Culex mosquitoes, which can carry the West Nile virus, breed in places like ditches, open septic systems, discarded tires, unused wading pools, and other assorted containers, particularly if they are in the shade. In urban areas, many sewer catch basins can be found holding not only water, but also thousands of Culex larvae and pupae.
Mosquitoes breed in standing water. Even a small bucket that has stagnant water in it for seven days can become home to up to 1,000 mosquitoes.
Electromagnetic and ultrasound devices and Vitamin B are not effective in preventing mosquito bites.
Most people who get infected with West Nile virus will have either no symptoms or mild symptoms. A few individuals will have a more severe form of the disease, encephalitis (inflammation of the brain) or meningitis (inflammation of the tissues that cover the brain and spinal cord). Health officials say that individuals over age 50 are at higher risk for serious illness.
There is no specific treatment for West Nile virus, and no vaccine is available for humans. In severe cases, intensive supportive therapy including intravenous fluids, airway management, respiratory support, prevention of secondary infections (pneumonia, urinary tract, etc.) and good nursing care are indicated.
You should see a doctor immediately if you develop symptoms such as the following:
In humans, symptoms generally occur three to 15 days following the bite of an infected mosquito.
Mild cases of West Nile encephalitis may cause a slight fever, rash, swollen lymph nodes, conjunctivitis (irritation of the eye), or headache.
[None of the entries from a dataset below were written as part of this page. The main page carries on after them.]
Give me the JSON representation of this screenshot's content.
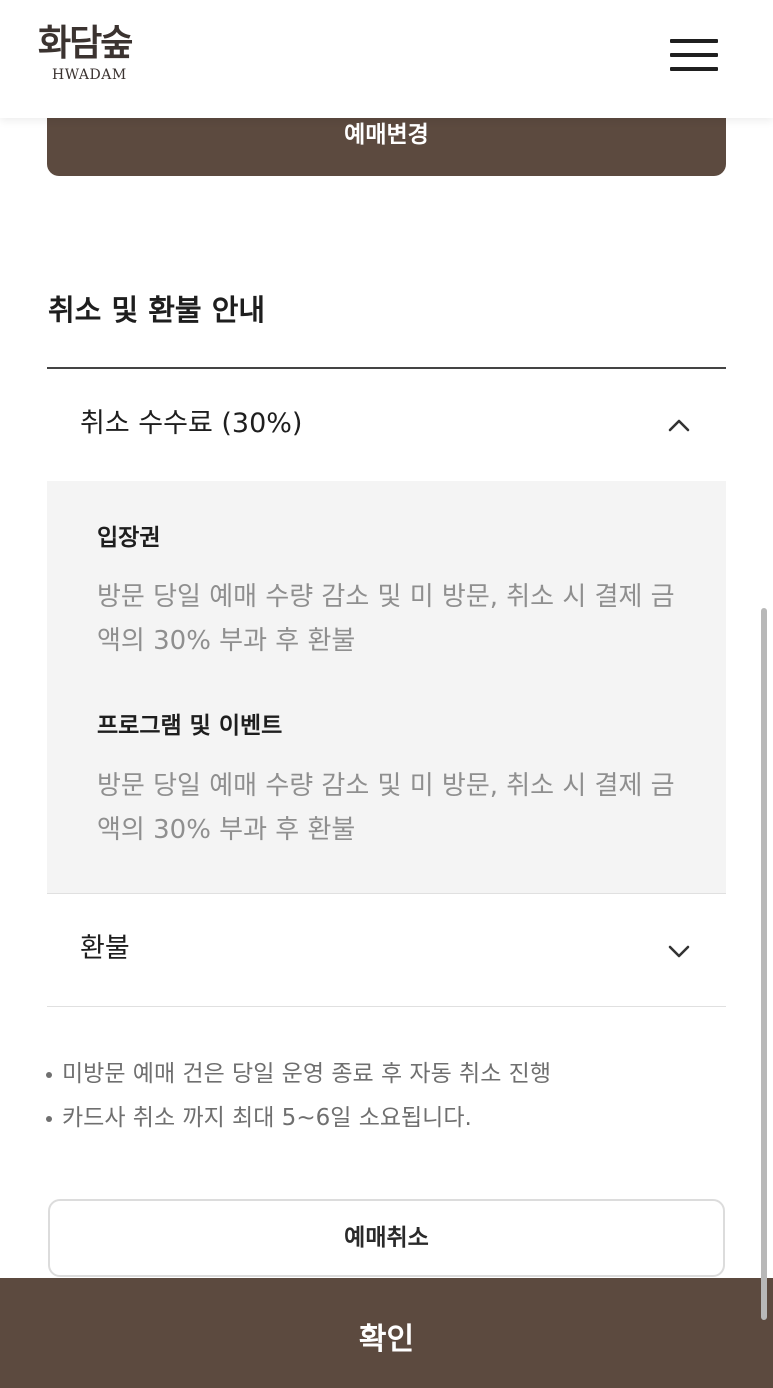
{
  "header": {
    "logo_kr": "화담숲",
    "logo_en": "HWADAM",
    "menu_icon": "hamburger-menu-icon"
  },
  "booking": {
    "change_label": "예매변경"
  },
  "refund_info": {
    "title": "취소 및 환불 안내",
    "fee_section": {
      "title": "취소 수수료 (30%)",
      "expanded": true,
      "icon": "chevron-up-icon",
      "items": [
        {
          "subtitle": "입장권",
          "text": "방문 당일 예매 수량 감소 및 미 방문, 취소 시 결제 금액의 30% 부과 후 환불"
        },
        {
          "subtitle": "프로그램 및 이벤트",
          "text": "방문 당일 예매 수량 감소 및 미 방문, 취소 시 결제 금액의 30% 부과 후 환불"
        }
      ]
    },
    "refund_section": {
      "title": "환불",
      "expanded": false,
      "icon": "chevron-down-icon"
    },
    "notes": [
      "미방문 예매 건은 당일 운영 종료 후 자동 취소 진행",
      "카드사 취소 까지 최대 5~6일 소요됩니다."
    ]
  },
  "actions": {
    "cancel_label": "예매취소",
    "confirm_label": "확인"
  },
  "colors": {
    "brand_brown": "#5c4a3f",
    "panel_bg": "#f4f4f4",
    "muted_text": "#8f8f8f"
  }
}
Patients with mild symptoms are likely to recover completely and do not require any specific medication or laboratory testing.
More severe infections are marked by rapid onset of a high fever with head and body aches, stiff neck, muscle weakness, disorientation, tremors, convulsions and, in the most severe cases, coma or paralysis. In some individuals, West Nile Virus can cause permanent neurological damage or death.
Most people have very mild disease. Although the virus has been reported in people ranging in age from nine months to 99 years old, severe disease has been most often present in individuals over 50 years old or those with weakened immune systems.
The case fatality rate ranges from 3 percent to 15 percent. A 1999 survey of residents in the most affected area of New York City showed that about 3 percent of residents had been infected with West Nile Virus, but either had no illness or only a mild illness.
Wild and domestic animals, such as horses, can also be infected with West Nile Virus. Sick animals may have fever, weakness, poor muscle coordination, muscle spasms and neurological disorders such as seizures or a change in temperament. If your animal is sick, contact a veterinarian. The veterinarian will evaluate the animal, provide treatment and collect samples for laboratory analysis to determine the cause.
Although there is no evidence of human infection from handling animals infected with West Nile Virus, the federal Centers for Disease Control and Prevention recommends that anyone handling sick or dead animals avoid bare-hand contact. Hunters should use gloves when cleaning game animals and persons disposing of dead birds should use a shovel, gloves or double plastic bags to place carcasses in a garbage can. After disposing of the carcass, the hands must be thoroughly washed with soap and warm water. Veterinarians should use normal veterinary infection control precautions when caring for a horse suspected to have West Niles Virus. Proper cooking kills West Nile Virus, so there is no danger from eating wild game that may be infected.